I've never been in the back of the room at a church meeting, but I can almost see how some go. "Hey," they say. "How are we going to get people saved? We've got to figure out how to get them to say the prayers."
I think we're used to thinking in terms of numbers. It's only human to play the numbers game. I mean, think about it. In the baseball world, or anywhere in sports, the concept is, "How many fans can we get in the seats?" After all, that's where the business is. And so we see it in some churches. "How many butts can we get in the pews?" After all, there's our tithe.
And you see that a lot, man! You see churches saying, "Fifty people got saved today!" Or, "One hundred people got saved today!" But being a Christian is a lifestyle that we live, not a decision that we make. It doesn't end with being saved. That's where it starts. We should be asking, "How are we going to get people to live a life of Jesus?" That's the concept, because that is joy. That is true joy.
Too often someone will say they're a Christian because at some point in their life they said, "Oh, I believe Jesus is Lord." They made that decision at some moment in time.
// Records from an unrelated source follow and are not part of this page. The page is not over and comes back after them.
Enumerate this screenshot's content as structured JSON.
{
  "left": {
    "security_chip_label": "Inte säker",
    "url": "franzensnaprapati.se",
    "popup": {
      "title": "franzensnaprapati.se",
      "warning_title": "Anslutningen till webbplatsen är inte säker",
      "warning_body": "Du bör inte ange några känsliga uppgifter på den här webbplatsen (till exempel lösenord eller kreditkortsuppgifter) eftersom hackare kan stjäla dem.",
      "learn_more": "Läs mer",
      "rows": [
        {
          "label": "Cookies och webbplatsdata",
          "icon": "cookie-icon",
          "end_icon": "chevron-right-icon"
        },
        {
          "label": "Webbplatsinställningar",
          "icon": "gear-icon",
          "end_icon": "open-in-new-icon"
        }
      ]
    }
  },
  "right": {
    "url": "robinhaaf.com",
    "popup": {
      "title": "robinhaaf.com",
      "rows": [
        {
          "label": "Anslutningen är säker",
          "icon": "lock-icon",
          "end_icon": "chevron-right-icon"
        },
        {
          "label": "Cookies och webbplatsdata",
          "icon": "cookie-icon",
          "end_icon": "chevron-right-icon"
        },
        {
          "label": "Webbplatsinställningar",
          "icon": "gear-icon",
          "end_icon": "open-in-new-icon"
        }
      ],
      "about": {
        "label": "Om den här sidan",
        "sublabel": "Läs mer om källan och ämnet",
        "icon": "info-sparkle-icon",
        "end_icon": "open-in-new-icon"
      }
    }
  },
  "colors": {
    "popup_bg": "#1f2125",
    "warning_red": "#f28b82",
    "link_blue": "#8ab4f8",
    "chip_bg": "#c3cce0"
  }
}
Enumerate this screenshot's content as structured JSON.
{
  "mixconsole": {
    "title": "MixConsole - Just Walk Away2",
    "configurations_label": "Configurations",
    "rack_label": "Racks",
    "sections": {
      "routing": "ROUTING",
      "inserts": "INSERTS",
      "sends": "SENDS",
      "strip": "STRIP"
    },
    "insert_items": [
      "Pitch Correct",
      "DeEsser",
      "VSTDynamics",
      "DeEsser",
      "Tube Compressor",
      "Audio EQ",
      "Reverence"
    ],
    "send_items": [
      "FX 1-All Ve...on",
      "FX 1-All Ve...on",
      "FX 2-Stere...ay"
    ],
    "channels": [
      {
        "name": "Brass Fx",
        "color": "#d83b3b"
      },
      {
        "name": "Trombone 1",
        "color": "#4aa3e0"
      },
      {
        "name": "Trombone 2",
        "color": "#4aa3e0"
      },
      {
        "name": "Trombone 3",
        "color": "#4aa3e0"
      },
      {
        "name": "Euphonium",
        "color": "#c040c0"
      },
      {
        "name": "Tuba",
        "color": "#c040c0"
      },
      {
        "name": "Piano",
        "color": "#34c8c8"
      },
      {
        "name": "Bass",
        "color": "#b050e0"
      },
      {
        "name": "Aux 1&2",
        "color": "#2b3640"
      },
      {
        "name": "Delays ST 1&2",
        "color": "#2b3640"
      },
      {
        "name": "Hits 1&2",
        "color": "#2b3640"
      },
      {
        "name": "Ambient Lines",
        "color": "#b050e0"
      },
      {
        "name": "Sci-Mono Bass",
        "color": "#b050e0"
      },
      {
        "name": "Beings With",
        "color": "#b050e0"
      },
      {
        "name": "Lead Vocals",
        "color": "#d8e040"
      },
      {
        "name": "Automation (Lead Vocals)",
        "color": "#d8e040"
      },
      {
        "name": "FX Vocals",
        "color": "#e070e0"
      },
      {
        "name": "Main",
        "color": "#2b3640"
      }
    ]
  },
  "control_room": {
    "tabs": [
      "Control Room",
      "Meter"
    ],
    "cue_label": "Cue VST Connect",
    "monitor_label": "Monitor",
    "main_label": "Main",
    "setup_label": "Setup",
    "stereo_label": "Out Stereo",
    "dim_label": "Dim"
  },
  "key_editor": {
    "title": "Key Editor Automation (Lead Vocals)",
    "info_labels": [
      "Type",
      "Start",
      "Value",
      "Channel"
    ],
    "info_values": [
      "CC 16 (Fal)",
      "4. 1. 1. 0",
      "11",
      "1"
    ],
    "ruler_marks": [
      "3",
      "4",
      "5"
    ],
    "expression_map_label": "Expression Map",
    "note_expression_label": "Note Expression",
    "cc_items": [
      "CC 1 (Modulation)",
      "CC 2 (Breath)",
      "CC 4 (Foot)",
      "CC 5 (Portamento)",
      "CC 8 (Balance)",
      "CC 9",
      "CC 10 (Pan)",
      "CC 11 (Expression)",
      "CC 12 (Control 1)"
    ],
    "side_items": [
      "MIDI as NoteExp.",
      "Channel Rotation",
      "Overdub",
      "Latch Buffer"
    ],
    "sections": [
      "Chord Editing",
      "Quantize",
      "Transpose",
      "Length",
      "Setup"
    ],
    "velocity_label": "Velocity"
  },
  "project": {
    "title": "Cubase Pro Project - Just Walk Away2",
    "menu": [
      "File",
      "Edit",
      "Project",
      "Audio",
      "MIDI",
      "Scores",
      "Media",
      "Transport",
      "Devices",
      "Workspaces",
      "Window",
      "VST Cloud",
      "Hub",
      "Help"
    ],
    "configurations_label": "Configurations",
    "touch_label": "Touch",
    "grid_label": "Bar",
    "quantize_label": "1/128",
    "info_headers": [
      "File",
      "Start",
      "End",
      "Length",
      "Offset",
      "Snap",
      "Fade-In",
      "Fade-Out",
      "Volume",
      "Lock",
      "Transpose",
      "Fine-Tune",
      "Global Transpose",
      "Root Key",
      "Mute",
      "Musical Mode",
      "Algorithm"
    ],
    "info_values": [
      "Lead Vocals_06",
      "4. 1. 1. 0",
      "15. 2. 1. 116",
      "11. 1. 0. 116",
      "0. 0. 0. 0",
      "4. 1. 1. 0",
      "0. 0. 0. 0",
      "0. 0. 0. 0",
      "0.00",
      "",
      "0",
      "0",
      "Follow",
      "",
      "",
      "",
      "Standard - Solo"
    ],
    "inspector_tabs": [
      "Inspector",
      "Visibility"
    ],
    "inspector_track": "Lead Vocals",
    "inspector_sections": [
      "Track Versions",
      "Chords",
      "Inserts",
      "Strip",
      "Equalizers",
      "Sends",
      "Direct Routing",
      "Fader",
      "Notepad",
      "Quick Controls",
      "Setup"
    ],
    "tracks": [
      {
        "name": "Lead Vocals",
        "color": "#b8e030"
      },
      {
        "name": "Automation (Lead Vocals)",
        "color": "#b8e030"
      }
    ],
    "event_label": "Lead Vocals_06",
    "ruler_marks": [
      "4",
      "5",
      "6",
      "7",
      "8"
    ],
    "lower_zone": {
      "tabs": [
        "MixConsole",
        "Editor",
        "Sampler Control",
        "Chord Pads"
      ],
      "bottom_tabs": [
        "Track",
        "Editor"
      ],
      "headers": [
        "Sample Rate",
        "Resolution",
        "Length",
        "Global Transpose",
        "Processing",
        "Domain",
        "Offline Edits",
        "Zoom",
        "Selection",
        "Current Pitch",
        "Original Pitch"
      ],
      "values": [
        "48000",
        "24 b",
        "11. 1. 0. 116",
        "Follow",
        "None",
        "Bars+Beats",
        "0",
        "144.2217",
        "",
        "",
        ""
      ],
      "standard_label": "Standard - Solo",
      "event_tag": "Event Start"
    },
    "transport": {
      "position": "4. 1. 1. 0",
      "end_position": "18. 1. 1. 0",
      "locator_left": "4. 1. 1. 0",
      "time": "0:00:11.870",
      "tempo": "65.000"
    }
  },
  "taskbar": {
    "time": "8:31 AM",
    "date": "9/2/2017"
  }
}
But how does it affect their lifestyle throughout the next 30, 50 or 70 years of life? A lot of times it doesn't. I think that's why you see Christian marriages failing at the same rate that you see non-Christian marriages failing. Using this type of salvation theology, Christianity is not a lifestyle that people live. It's just a decision they made.
When you admitted that Jesus Christ died on the cross for your sins, and rose again three days later, you were saved. And that is awesome! You were saved! Now the resurrection empowers you. It gives you the salvation that you're looking for. You're in the family of God. You're justified!
But justification by faith is only the beginning of your fulfillment. Confessing that Jesus is Lord is not what makes you a Christian. Life in Jesus, the life of a Christian, is a life of discipleship. A Christian lives this life by living as Jesus lived. Scot McKnight expands on these exact same concepts in his book, The King Jesus Gospel, where he shows that if you stop after confessing that Jesus is Lord, then you're not going to feel fulfilled in this life.
If the life of a Christian began and ended with confessing that Jesus is Lord, then love and mercy and grace would be lived out through all Christians everywhere. Salvation alone would make us God's instruments of love and of mercy and of grace. That decision we made to accept Jesus Christ as our Savior would be enough. We wouldn't have to do anything else.
But we don't love very easily. We don't do that. We don't show much mercy. In fact, McKnight talked to a number of non-Christians and found that they'll tell you sometimes Christians are the meanest people they've ever met!
So it can't just be justification and salvation that makes us different. I believe it is a Spirit-led lifestyle. If you feel empty, like you can't accomplish something in life, it could be because you don't understand why you're here. I believe I understand why you're here, and why we're all here. Living the lifestyle of Jesus helps us understand.
Jeremy Affeldt, pitcher for the three time Baseball World Champion San Francisco Giants and Major League Pitcher for 14 years, retired from playing baseball last month. His streak of 22 consecutive scoreless appearances in the post season trails Mariano Rivera's mark by only one. He is an all-time leader in postseason ERA, with a minimum of 30 innings, with an 0.86.
He follows the belief that "No Man Shall Live For Himself" and "Love Your Neighbor as Yourself." Jeremy is a humanitarian, philanthropist and is co-founder of Generation Alive. He works to end human trafficking, feed the hungry and end poverty. He is the author of To Stir A Movement, Life, Justice, and Major League Baseball. His second book is expected to be released in 2016. He is available for appearances and speaking engagements. Follow him on twitter @JeremyAffeldt and @GenerationAlive